Game Design Game Development Games Marketing/Business

Meaningful Play 2008

Gregg Seelhoff announced that he attended Meaningful Play 2008, an academic conference ” that explores the potential of games to entertain, inform, educate, and persuade in meaningful ways”, and he posted his notes.

  • Day 1: Want some good data on casual gamers and Flash game business models?
  • Day 2: Want some good data on 60+ year-old gamers as well as serious games?
  • Day 3: The wrap up, with some information about a panel on board games.

I’ve been thinking about the kind of games I wanted to make, and rather than create short-term sales product that will be thrown away within a week, I’d like to make games that matter. Games that stick around long after you’ve played them, like a good book or a good movie. I really liked the idea of an entire conference dedicated to meaningful play, and I hope I can attend the next one. There were some good nuggets of information that Gregg managed to report, such as who plays games at and for how long, but I especially liked reading the following on what kinds of serious games received good reviews:

An acceptable game (threshold 1) succeeded in the areas of technical capacity and game design. A good game (threshold 2) passed threshold 1 and, additionally, succeeded with aesthetics, visual and acoustic. For a game to be great (threshold 3), it had to pass both previous thresholds and also succeed in the final two areas of social experience and storyline (“narrativity and character development” is too long). Few games reached the final threshold.

Look at that! A prioritized list of what makes up a good game!

It’s unfortunate when you can’t play games because they are made for specific platforms, especially when there is always this emphasis on the ubiquity of Flash. Many of the games Gregg links to were Windows-specific, and they wouldn’t run in Wine. When so many of these games aren’t even meant to be commercially viable, is it still a valid argument that providing a port to other platforms such as Mac and Gnu/Linux would be pointless since having access to a few hundred thousand more players wouldn’t be worth it?

I would have liked to know more about Ian Bogost’s keynote, but Gregg provided some good notes for most of the rest of the conference. I have more than a few PDFs to download and read through.

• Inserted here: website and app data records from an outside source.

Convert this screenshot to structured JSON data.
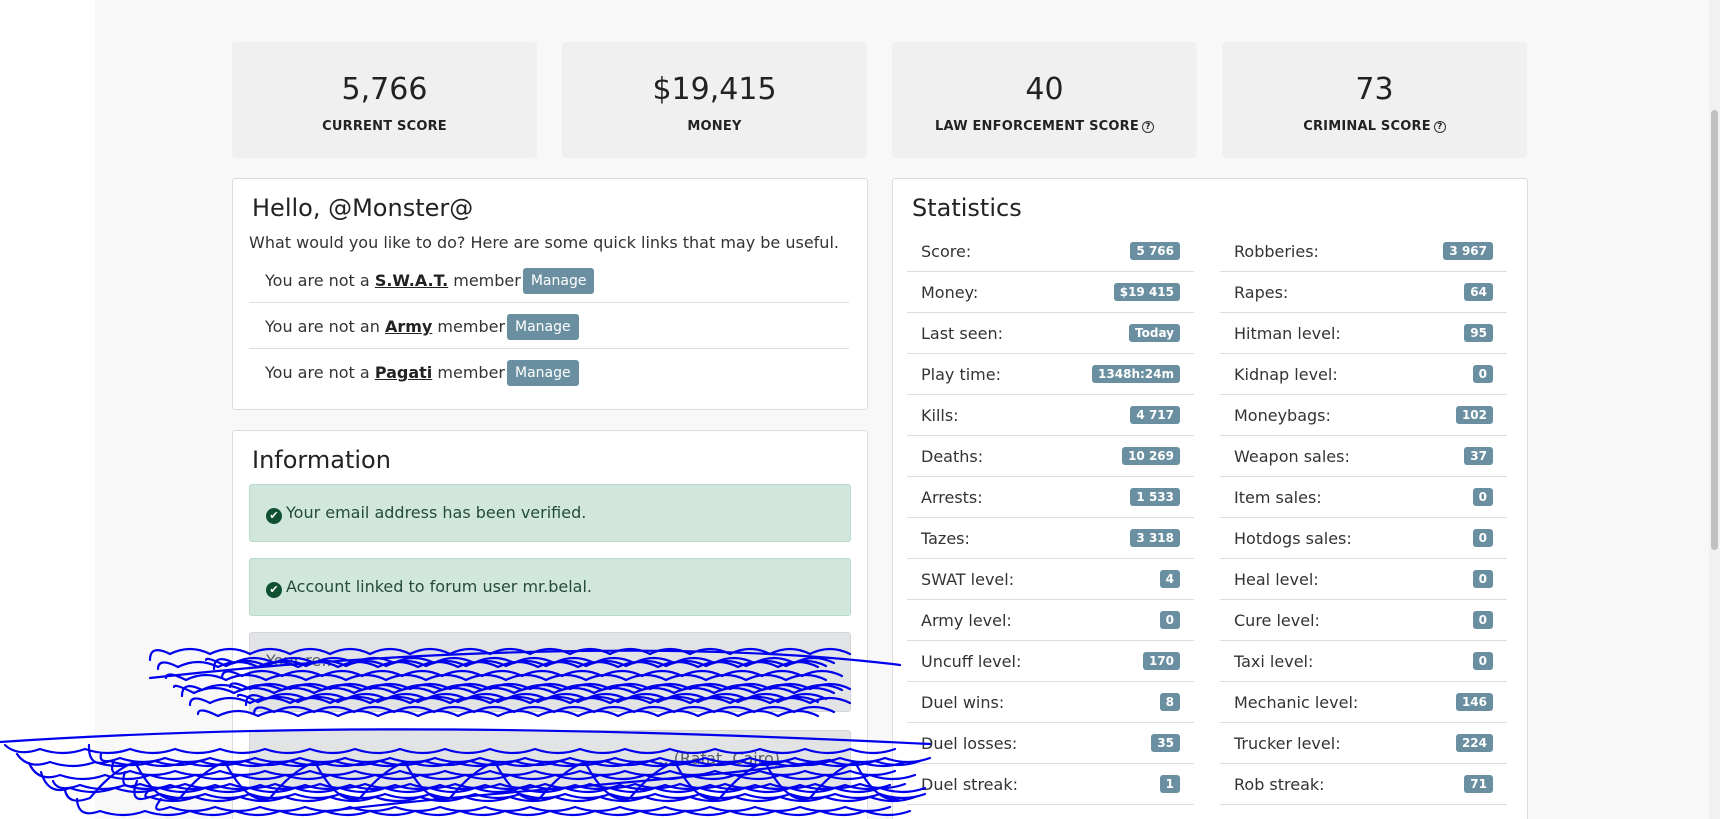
{
  "score_cards": [
    {
      "value": "5,766",
      "label": "CURRENT SCORE"
    },
    {
      "value": "$19,415",
      "label": "MONEY"
    },
    {
      "value": "40",
      "label": "LAW ENFORCEMENT SCORE"
    },
    {
      "value": "73",
      "label": "CRIMINAL SCORE"
    }
  ],
  "welcome": {
    "title": "Hello, @Monster@",
    "intro": "What would you like to do? Here are some quick links that may be useful.",
    "manage_label": "Manage",
    "memberships": [
      {
        "prefix": "You are not a",
        "org": "S.W.A.T.",
        "suffix": "member"
      },
      {
        "prefix": "You are not an",
        "org": "Army",
        "suffix": "member"
      },
      {
        "prefix": "You are not a",
        "org": "Pagati",
        "suffix": "member"
      }
    ]
  },
  "information": {
    "title": "Information",
    "alerts": [
      {
        "text": "Your email address has been verified."
      },
      {
        "text": "Account linked to forum user mr.belal."
      }
    ],
    "obscured_alerts": [
      {
        "text": "Your re..."
      },
      {
        "text": "...(Rafat, Cairo)"
      }
    ]
  },
  "statistics": {
    "title": "Statistics",
    "left": [
      {
        "label": "Score:",
        "value": "5 766"
      },
      {
        "label": "Money:",
        "value": "$19 415"
      },
      {
        "label": "Last seen:",
        "value": "Today"
      },
      {
        "label": "Play time:",
        "value": "1348h:24m"
      },
      {
        "label": "Kills:",
        "value": "4 717"
      },
      {
        "label": "Deaths:",
        "value": "10 269"
      },
      {
        "label": "Arrests:",
        "value": "1 533"
      },
      {
        "label": "Tazes:",
        "value": "3 318"
      },
      {
        "label": "SWAT level:",
        "value": "4"
      },
      {
        "label": "Army level:",
        "value": "0"
      },
      {
        "label": "Uncuff level:",
        "value": "170"
      },
      {
        "label": "Duel wins:",
        "value": "8"
      },
      {
        "label": "Duel losses:",
        "value": "35"
      },
      {
        "label": "Duel streak:",
        "value": "1"
      }
    ],
    "right": [
      {
        "label": "Robberies:",
        "value": "3 967"
      },
      {
        "label": "Rapes:",
        "value": "64"
      },
      {
        "label": "Hitman level:",
        "value": "95"
      },
      {
        "label": "Kidnap level:",
        "value": "0"
      },
      {
        "label": "Moneybags:",
        "value": "102"
      },
      {
        "label": "Weapon sales:",
        "value": "37"
      },
      {
        "label": "Item sales:",
        "value": "0"
      },
      {
        "label": "Hotdogs sales:",
        "value": "0"
      },
      {
        "label": "Heal level:",
        "value": "0"
      },
      {
        "label": "Cure level:",
        "value": "0"
      },
      {
        "label": "Taxi level:",
        "value": "0"
      },
      {
        "label": "Mechanic level:",
        "value": "146"
      },
      {
        "label": "Trucker level:",
        "value": "224"
      },
      {
        "label": "Rob streak:",
        "value": "71"
      }
    ]
  },
  "colors": {
    "badge": "#6a8fa0",
    "scribble": "#0000ee",
    "success_bg": "#d1e7dd"
  }
}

[tags] meaningful play, game design, game development, serious games, casual games, conference [/tags]